Data records ->

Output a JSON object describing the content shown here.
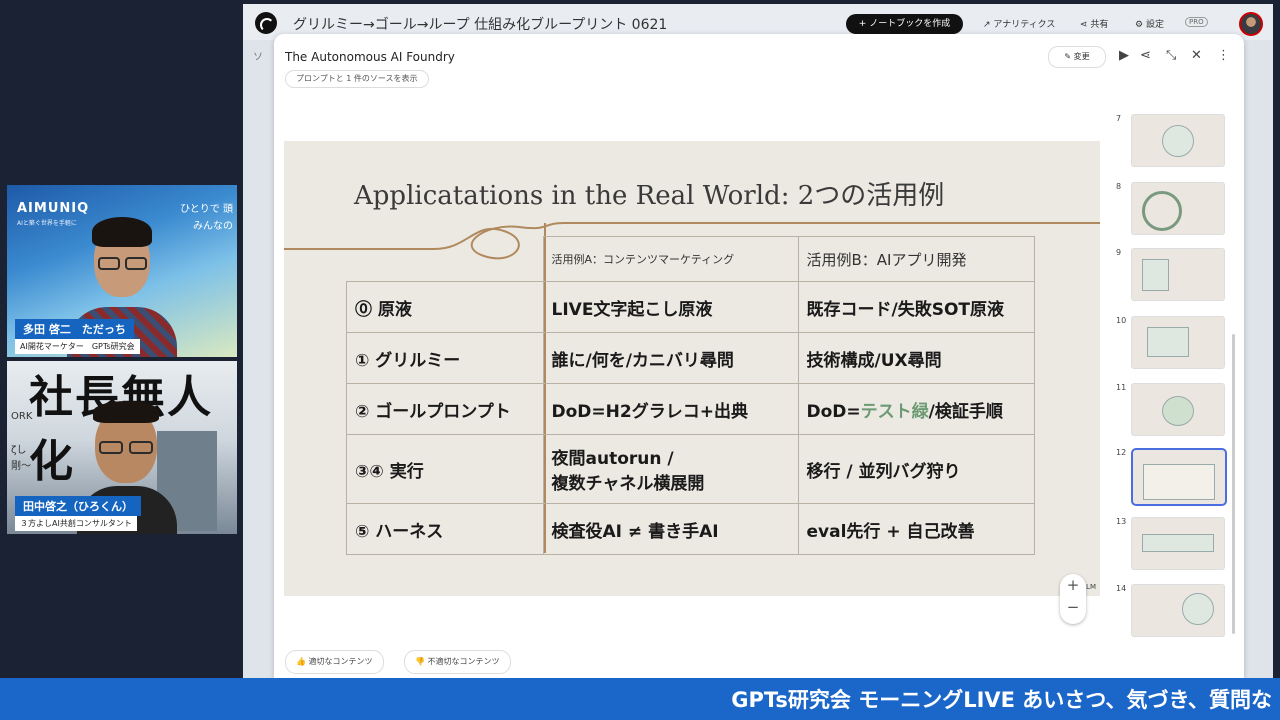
{
  "webcam1": {
    "brand": "AIMUNIQ",
    "brand_sub": "AIと築ぐ世界を手軽に",
    "slogan": "ひとりで 頭\nみんなの",
    "name": "多田 啓二　ただっち",
    "role": "AI開花マーケター　GPTs研究会"
  },
  "webcam2": {
    "bg_text": "社長無人化",
    "side_text_1": "ORK",
    "side_text_2": "ζし",
    "side_text_3": "剛～",
    "name": "田中啓之（ひろくん）",
    "role": "３方よしAI共創コンサルタント"
  },
  "topbar": {
    "notebook_title": "グリルミー→ゴール→ループ 仕組み化ブループリント 0621",
    "create_label": "+ ノートブックを作成",
    "analytics_label": "アナリティクス",
    "share_label": "共有",
    "settings_label": "設定",
    "pro_label": "PRO"
  },
  "panel": {
    "title": "The Autonomous AI Foundry",
    "sources_chip": "プロンプトと 1 件のソースを表示",
    "edit_label": "変更"
  },
  "slide": {
    "title": "Applicatations in the Real World: 2つの活用例",
    "header_a": "活用例A：コンテンツマーケティング",
    "header_b": "活用例B：AIアプリ開発",
    "rows": [
      {
        "label": "⓪ 原液",
        "a": "LIVE文字起こし原液",
        "b": "既存コード/失敗SOT原液"
      },
      {
        "label": "① グリルミー",
        "a": "誰に/何を/カニバリ尋問",
        "b": "技術構成/UX尋問"
      },
      {
        "label": "② ゴールプロンプト",
        "a": "DoD=H2グラレコ+出典",
        "b_pre": "DoD=",
        "b_green": "テスト緑",
        "b_post": "/検証手順"
      },
      {
        "label": "③④ 実行",
        "a": "夜間autorun /\n複数チャネル横展開",
        "b": "移行 / 並列バグ狩り"
      },
      {
        "label": "⑤ ハーネス",
        "a": "検査役AI ≠ 書き手AI",
        "b": "eval先行 + 自己改善"
      }
    ],
    "watermark": "Ｎо LM",
    "accent_green": "#6b9a73"
  },
  "thumbnails": [
    {
      "num": "7"
    },
    {
      "num": "8"
    },
    {
      "num": "9"
    },
    {
      "num": "10"
    },
    {
      "num": "11"
    },
    {
      "num": "12",
      "selected": true
    },
    {
      "num": "13"
    },
    {
      "num": "14"
    }
  ],
  "feedback": {
    "good": "適切なコンテンツ",
    "bad": "不適切なコンテンツ"
  },
  "zoom": {
    "plus": "+",
    "minus": "−"
  },
  "banner": {
    "text": "GPTs研究会 モーニングLIVE あいさつ、気づき、質問な",
    "color": "#1a66c9"
  }
}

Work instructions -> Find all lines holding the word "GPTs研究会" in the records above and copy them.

Expected answer ->
    "role": "AI開花マーケター　GPTs研究会"
    "text": "GPTs研究会 モーニングLIVE あいさつ、気づき、質問な",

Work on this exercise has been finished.